In the records below, find each line with "offers" and copy it.

* * * * *

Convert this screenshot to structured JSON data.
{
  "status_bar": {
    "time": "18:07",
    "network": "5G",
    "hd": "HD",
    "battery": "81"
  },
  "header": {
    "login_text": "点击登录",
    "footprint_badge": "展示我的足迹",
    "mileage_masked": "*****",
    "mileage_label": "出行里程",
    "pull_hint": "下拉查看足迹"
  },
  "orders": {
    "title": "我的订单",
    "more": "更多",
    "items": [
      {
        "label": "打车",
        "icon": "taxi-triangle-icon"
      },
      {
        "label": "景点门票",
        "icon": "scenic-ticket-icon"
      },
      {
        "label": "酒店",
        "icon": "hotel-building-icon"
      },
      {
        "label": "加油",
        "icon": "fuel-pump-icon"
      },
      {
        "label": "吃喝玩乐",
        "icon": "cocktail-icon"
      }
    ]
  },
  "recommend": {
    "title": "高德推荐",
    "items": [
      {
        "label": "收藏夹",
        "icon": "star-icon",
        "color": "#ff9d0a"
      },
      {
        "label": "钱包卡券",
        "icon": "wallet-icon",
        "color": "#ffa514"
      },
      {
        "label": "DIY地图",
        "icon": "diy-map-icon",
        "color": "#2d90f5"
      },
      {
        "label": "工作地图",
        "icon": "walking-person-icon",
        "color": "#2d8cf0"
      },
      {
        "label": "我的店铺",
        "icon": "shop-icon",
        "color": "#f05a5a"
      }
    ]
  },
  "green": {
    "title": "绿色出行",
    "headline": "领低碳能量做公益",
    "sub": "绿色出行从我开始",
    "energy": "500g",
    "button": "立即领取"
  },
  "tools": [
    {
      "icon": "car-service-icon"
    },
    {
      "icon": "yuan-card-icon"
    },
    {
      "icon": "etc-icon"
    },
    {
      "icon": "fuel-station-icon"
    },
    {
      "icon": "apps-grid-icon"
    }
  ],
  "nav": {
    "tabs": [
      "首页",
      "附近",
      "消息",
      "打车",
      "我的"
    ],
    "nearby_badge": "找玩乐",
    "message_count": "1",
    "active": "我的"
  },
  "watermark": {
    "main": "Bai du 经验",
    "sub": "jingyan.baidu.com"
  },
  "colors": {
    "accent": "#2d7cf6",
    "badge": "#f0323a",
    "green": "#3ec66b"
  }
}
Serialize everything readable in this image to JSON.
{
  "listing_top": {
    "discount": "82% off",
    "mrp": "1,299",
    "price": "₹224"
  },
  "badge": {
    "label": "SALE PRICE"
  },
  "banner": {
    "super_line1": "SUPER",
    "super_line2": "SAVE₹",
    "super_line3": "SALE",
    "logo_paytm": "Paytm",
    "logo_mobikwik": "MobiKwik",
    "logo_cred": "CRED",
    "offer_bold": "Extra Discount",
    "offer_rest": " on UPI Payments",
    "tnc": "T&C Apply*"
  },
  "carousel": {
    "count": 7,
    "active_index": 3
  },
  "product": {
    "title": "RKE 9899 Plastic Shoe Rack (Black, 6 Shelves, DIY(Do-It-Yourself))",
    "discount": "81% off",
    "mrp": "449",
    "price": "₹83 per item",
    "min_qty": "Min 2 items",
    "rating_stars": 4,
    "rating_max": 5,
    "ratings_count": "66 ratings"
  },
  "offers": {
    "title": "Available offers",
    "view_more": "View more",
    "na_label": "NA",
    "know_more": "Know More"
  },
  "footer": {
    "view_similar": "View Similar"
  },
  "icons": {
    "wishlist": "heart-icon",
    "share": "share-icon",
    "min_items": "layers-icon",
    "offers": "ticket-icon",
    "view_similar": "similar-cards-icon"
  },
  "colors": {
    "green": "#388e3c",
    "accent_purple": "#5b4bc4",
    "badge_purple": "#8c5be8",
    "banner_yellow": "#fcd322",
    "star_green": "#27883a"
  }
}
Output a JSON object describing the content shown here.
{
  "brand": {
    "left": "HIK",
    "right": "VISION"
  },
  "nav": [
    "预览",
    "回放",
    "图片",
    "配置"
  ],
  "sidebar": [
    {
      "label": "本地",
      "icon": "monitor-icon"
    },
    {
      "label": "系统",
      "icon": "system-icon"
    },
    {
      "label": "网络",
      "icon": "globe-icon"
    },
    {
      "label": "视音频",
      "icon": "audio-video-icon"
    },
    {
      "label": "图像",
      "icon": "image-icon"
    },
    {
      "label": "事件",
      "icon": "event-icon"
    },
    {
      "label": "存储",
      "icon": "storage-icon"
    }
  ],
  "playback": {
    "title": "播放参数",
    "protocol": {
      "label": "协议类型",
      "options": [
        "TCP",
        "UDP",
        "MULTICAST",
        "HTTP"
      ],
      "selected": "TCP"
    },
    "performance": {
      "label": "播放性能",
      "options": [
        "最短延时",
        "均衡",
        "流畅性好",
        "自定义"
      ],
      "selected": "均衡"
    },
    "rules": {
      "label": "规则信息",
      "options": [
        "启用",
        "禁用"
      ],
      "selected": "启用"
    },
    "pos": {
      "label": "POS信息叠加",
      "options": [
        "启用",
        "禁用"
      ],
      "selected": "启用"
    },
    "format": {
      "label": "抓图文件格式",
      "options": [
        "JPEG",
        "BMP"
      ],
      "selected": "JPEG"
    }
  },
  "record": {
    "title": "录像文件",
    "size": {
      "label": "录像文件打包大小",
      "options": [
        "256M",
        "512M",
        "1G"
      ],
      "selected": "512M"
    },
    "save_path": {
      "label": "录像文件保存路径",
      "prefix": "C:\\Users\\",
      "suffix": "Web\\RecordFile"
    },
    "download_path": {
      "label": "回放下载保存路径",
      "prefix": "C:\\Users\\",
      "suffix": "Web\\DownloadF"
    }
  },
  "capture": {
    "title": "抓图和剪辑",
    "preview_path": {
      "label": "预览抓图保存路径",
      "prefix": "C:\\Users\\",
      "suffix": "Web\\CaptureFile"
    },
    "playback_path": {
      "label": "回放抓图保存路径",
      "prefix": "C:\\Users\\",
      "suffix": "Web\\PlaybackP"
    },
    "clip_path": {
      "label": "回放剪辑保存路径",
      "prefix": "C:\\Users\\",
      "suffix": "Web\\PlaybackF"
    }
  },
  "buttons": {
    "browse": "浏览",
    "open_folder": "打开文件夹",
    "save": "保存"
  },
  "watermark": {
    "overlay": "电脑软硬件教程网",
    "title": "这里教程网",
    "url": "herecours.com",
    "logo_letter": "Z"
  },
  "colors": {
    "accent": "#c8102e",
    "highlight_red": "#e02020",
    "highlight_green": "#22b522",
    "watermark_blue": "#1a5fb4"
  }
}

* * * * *

§ **Exercise result**:
  "offers": {
    "title": "Available offers",
    "offers": "ticket-icon",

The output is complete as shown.